[Exercise description]: From first line to last, print the records exactly, but leave out the pictures.

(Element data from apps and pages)
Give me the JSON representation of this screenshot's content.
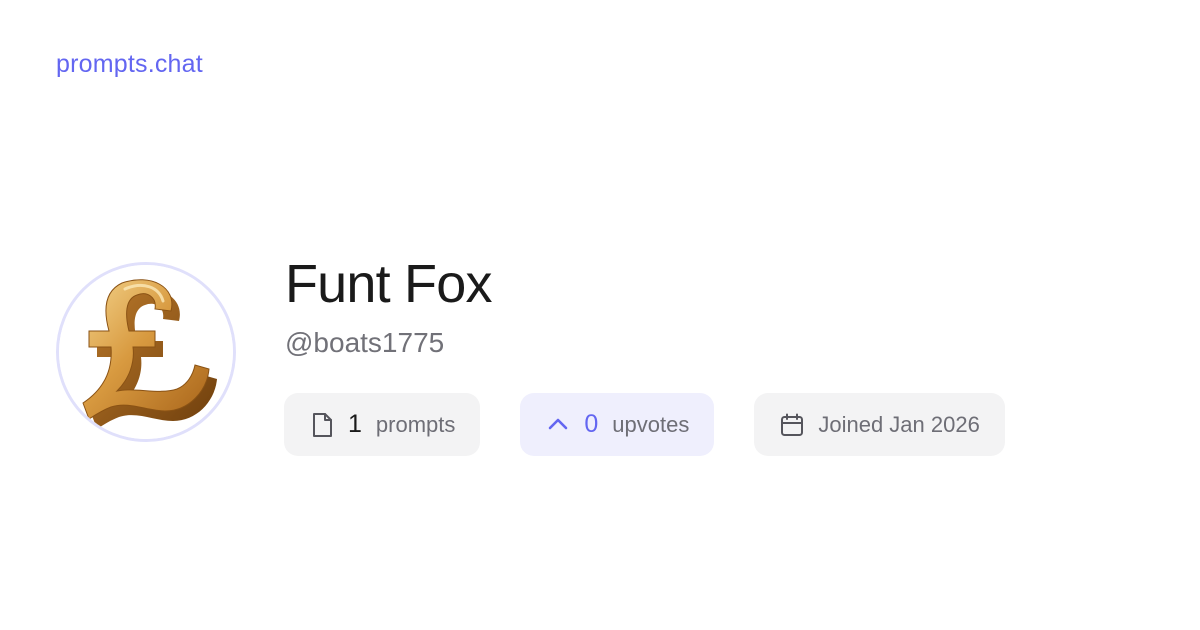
{
  "brand": {
    "name": "prompts.chat",
    "color": "#6366f1"
  },
  "profile": {
    "display_name": "Funt Fox",
    "username": "@boats1775",
    "avatar_icon": "pound-sterling-icon"
  },
  "stats": {
    "prompts": {
      "icon": "file-icon",
      "count": "1",
      "label": "prompts"
    },
    "upvotes": {
      "icon": "chevron-up-icon",
      "count": "0",
      "label": "upvotes"
    },
    "joined": {
      "icon": "calendar-icon",
      "label": "Joined Jan 2026"
    }
  }
}
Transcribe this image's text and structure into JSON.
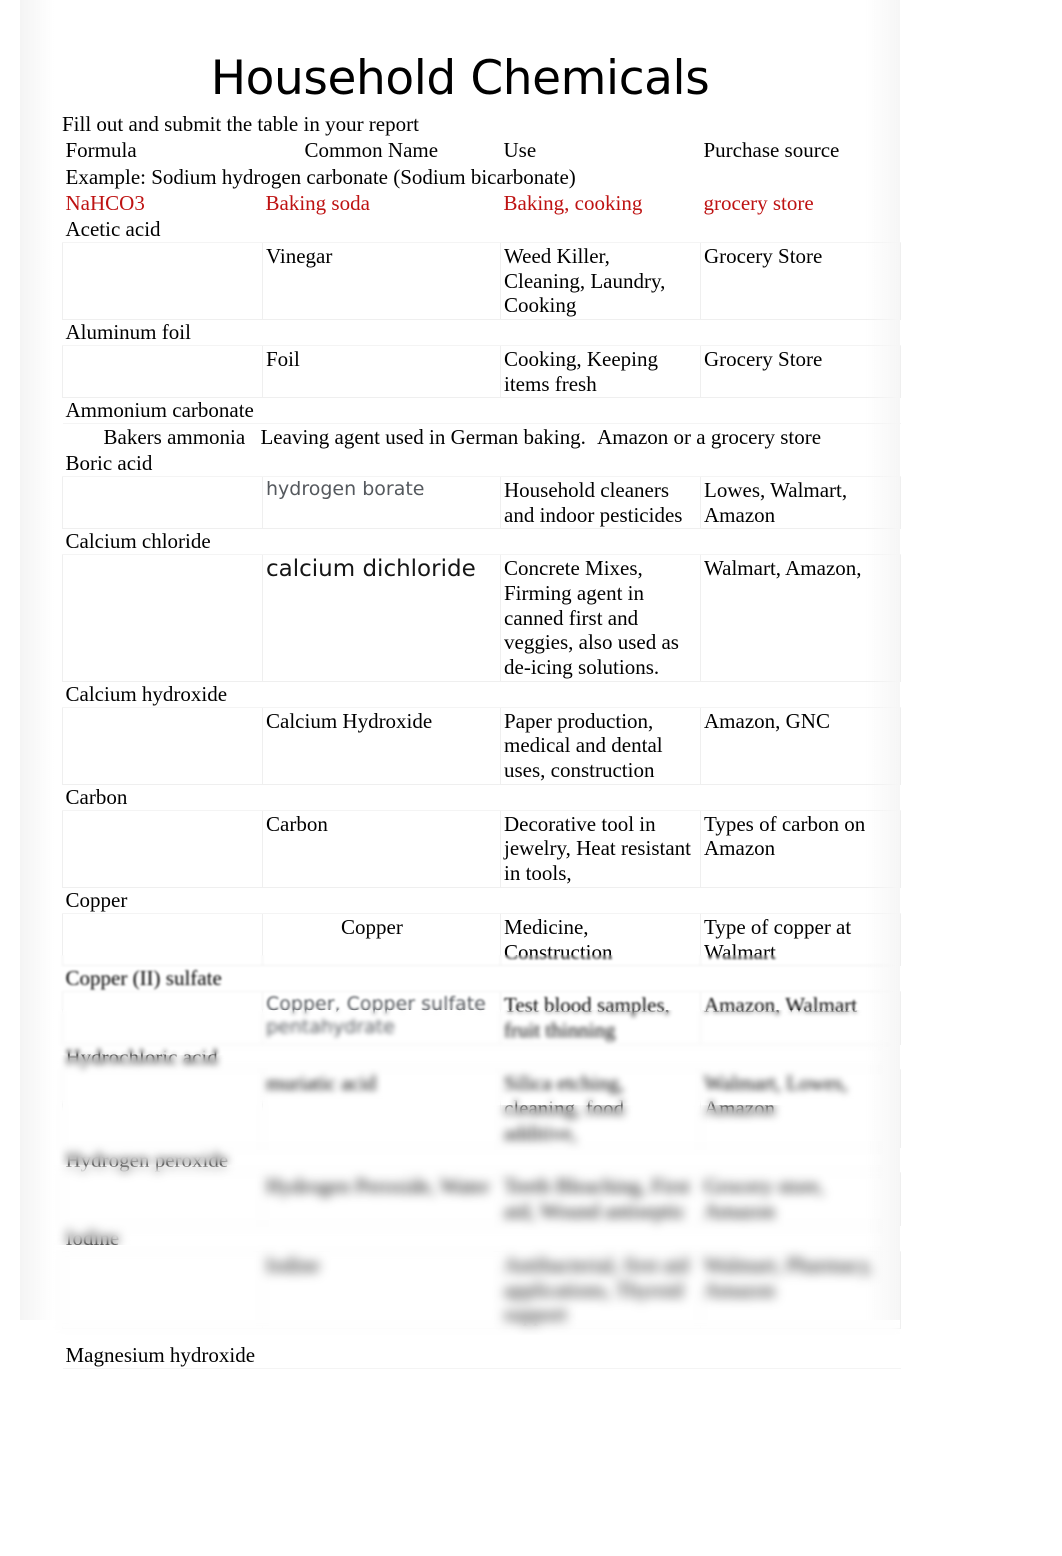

[Answer box]:
Give me the JSON representation of this screenshot's content.
{
  "brand": {
    "name": "prompts.chat",
    "color": "#6366f1"
  },
  "profile": {
    "display_name": "Funt Fox",
    "username": "@boats1775",
    "avatar_icon": "pound-sterling-icon"
  },
  "stats": {
    "prompts": {
      "icon": "file-icon",
      "count": "1",
      "label": "prompts"
    },
    "upvotes": {
      "icon": "chevron-up-icon",
      "count": "0",
      "label": "upvotes"
    },
    "joined": {
      "icon": "calendar-icon",
      "label": "Joined Jan 2026"
    }
  }
}
Transcribe this image's text and structure into JSON.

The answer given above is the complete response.